I remember learning to ride a bike as a kid and I remember having to use training wheels--they're like the braces on your teeth, but for your bike. I hated training wheels and I was so glad the day we took them off and I never had to relay on them again.

Years ago my oldest son got a bike when he was fairly little. It was a bike his cousins outgrew. He had a tough time learning to keep his balance on the bike--pretty much a "must know" to be able to ride. He got it after a while. A few years later our next two kids were of the age to get bikes. Around the same time, we bought a couple of razor scooters and soon the kids were zipping around the street on the scooters.

Then a funny thing happened. When the kids had mastered the scooters, they hopped on their bikes sans training wheels and they could ride. There was no running behind the bikes by dad with the younger kids. They had learned balance on the scooters and without even thinking about it, they could ride their bikes.

And now our youngest son is of the age where he wants to bike around. We picked up a used bike that fits him, but we don't have any training wheels. So for the past few days we've been taking the scooters out and learning balance. He will validate (or destroy...) my "use-a-scooter-to-learn-how-to-ride-a-bike" theory. We'll see what happens.
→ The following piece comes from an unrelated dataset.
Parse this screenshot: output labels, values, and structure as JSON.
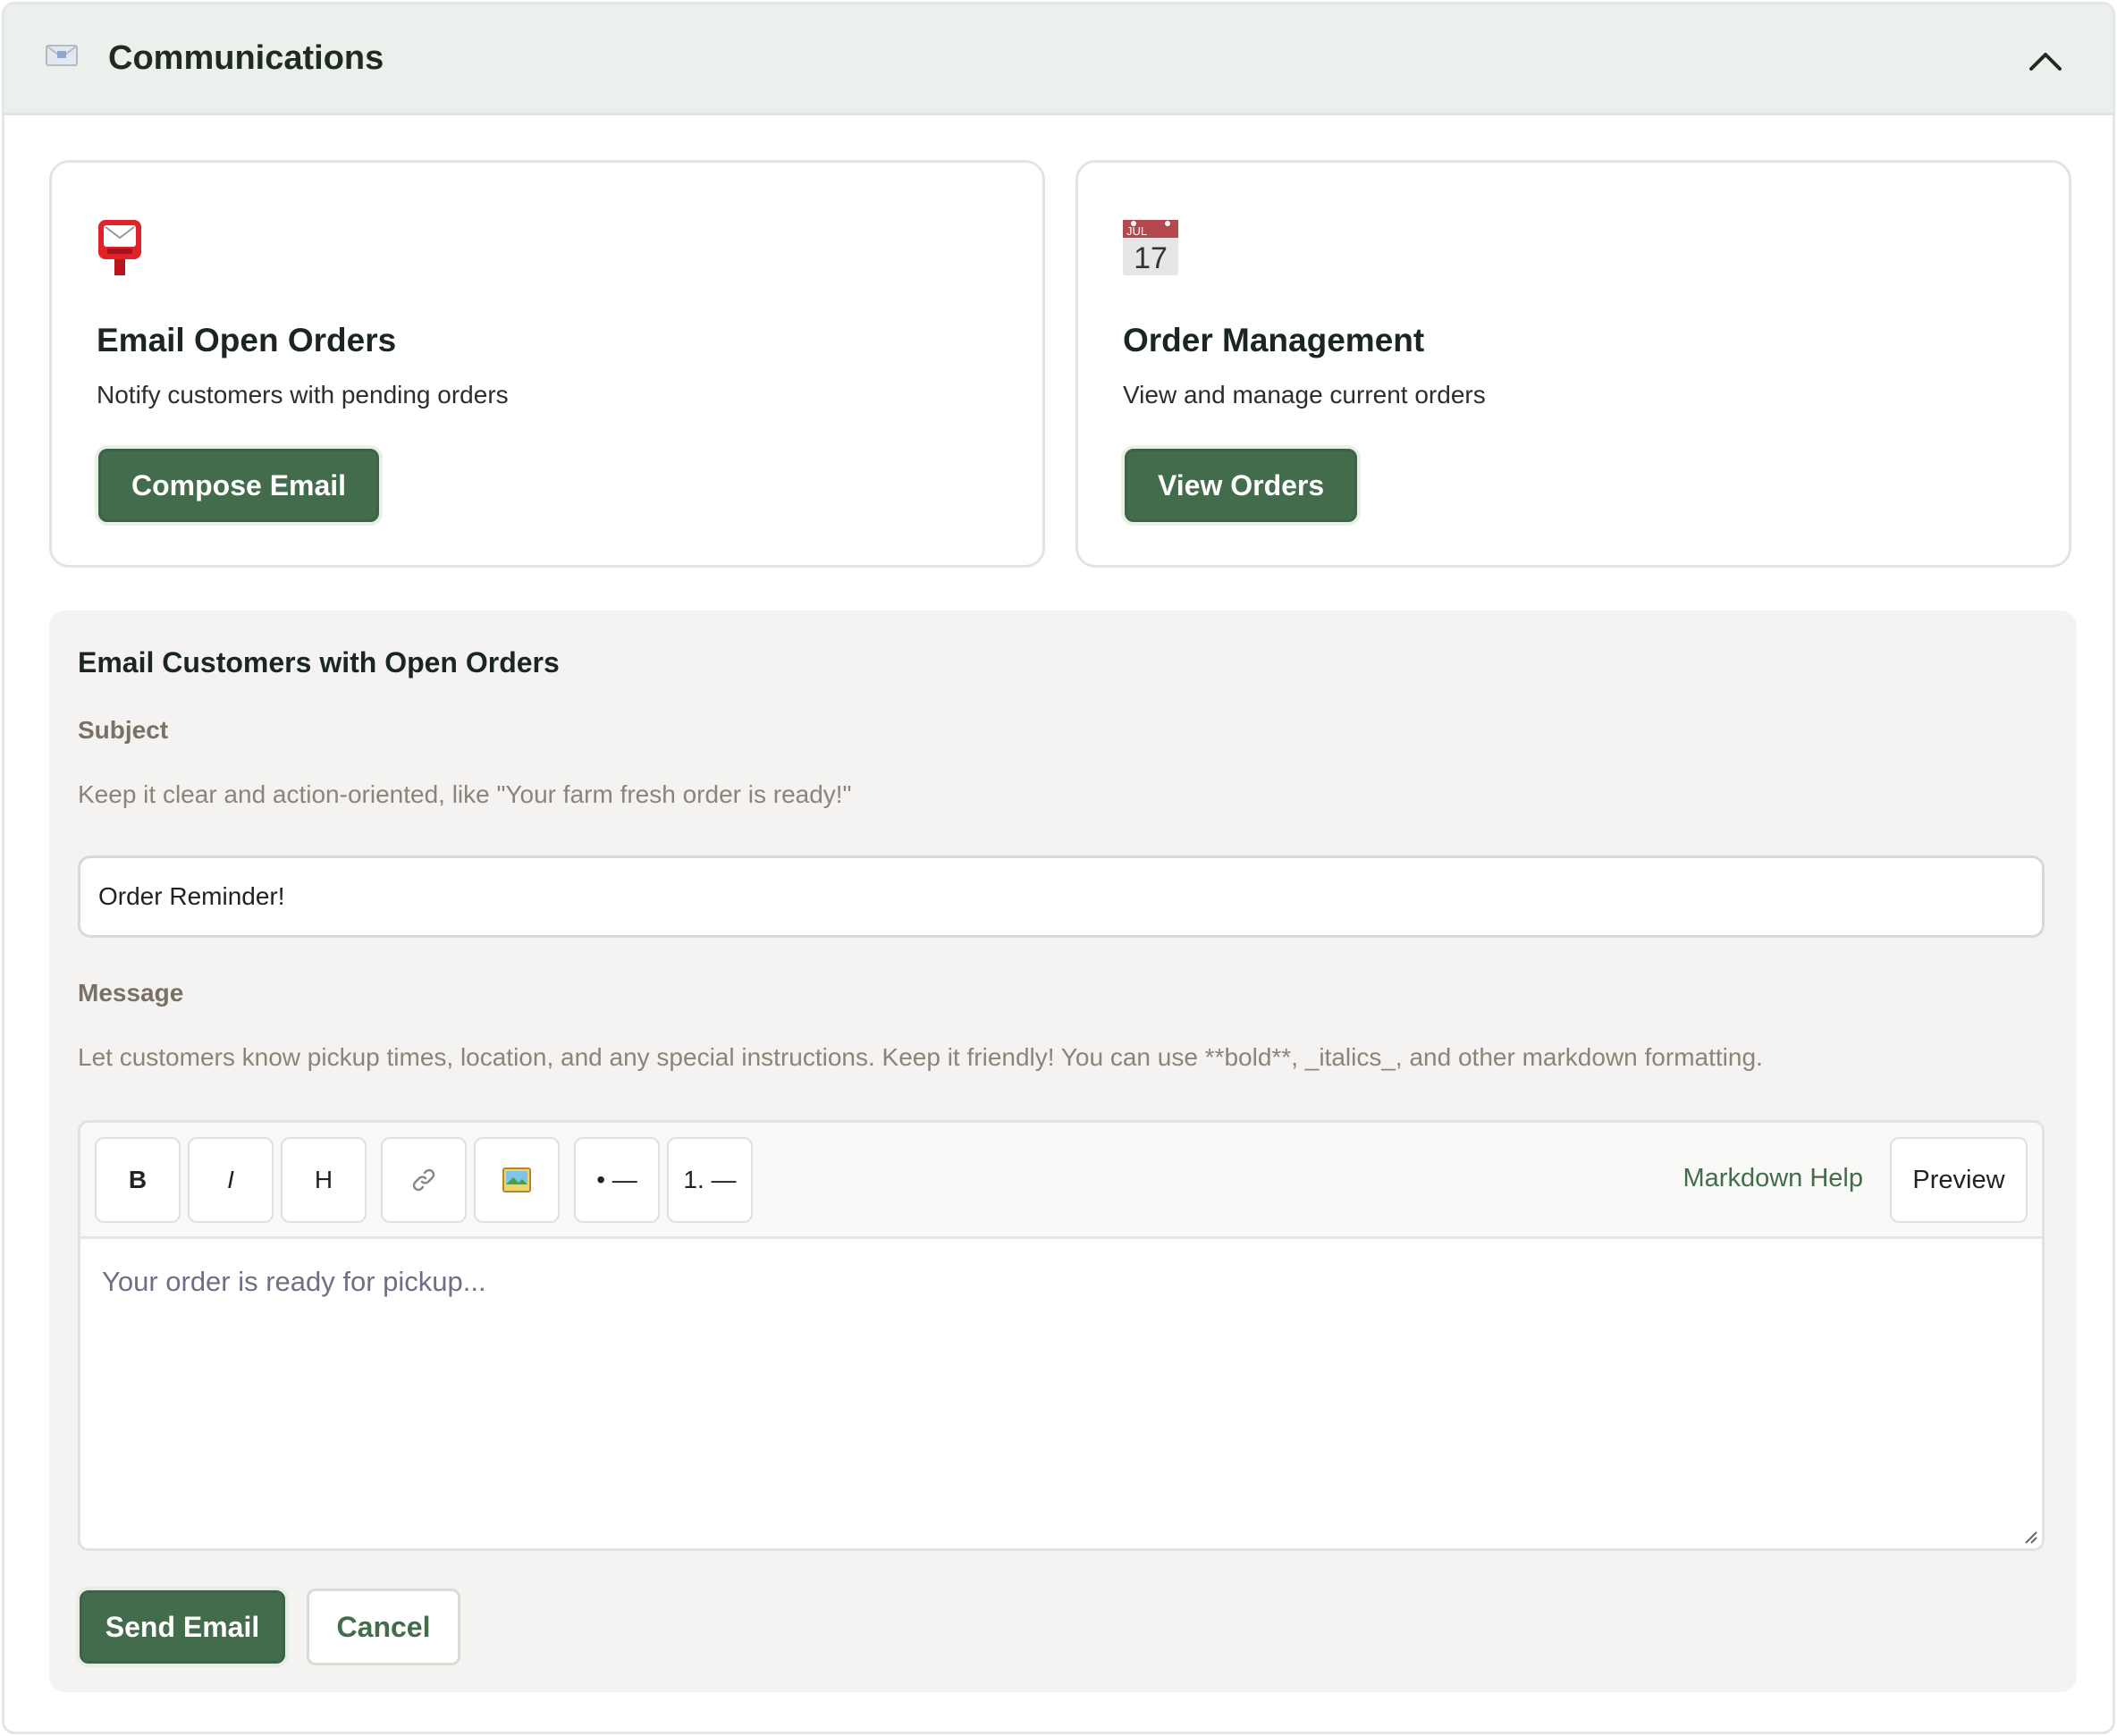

  1. My fourth son was very slow learning to ride a bike. He was proficient on a scooter, but he had a mental block when it came to cycling. Finally, a couple of years after all his friends were riding, we had to make it a father-son project. I only had to work with him for three evenings, and then he rode like a pro. I wrote this bit of doggerel for him.

    He wobbles down the road astride that old bike.
    By cocking my head I try to keep it upright.
    He awkwardly stops, stumbles to the ground,
    Then picks himself up and turns the bike around.
    Getting started uphill is painfully hard,
    But he finally gets going and get pretty far.
    When he reaches my spot, his face beaming with pride,
    He says, "Look at me, Dad. See, I can ride!"
    That grand moment soon passes for my boy,
    But to his proud daddy it still brings joy.

  2. Thanks Scott! What a great story and I loved the poem! It's those memories that we keep and now that it's written down, it's forever. Thanks for sharing!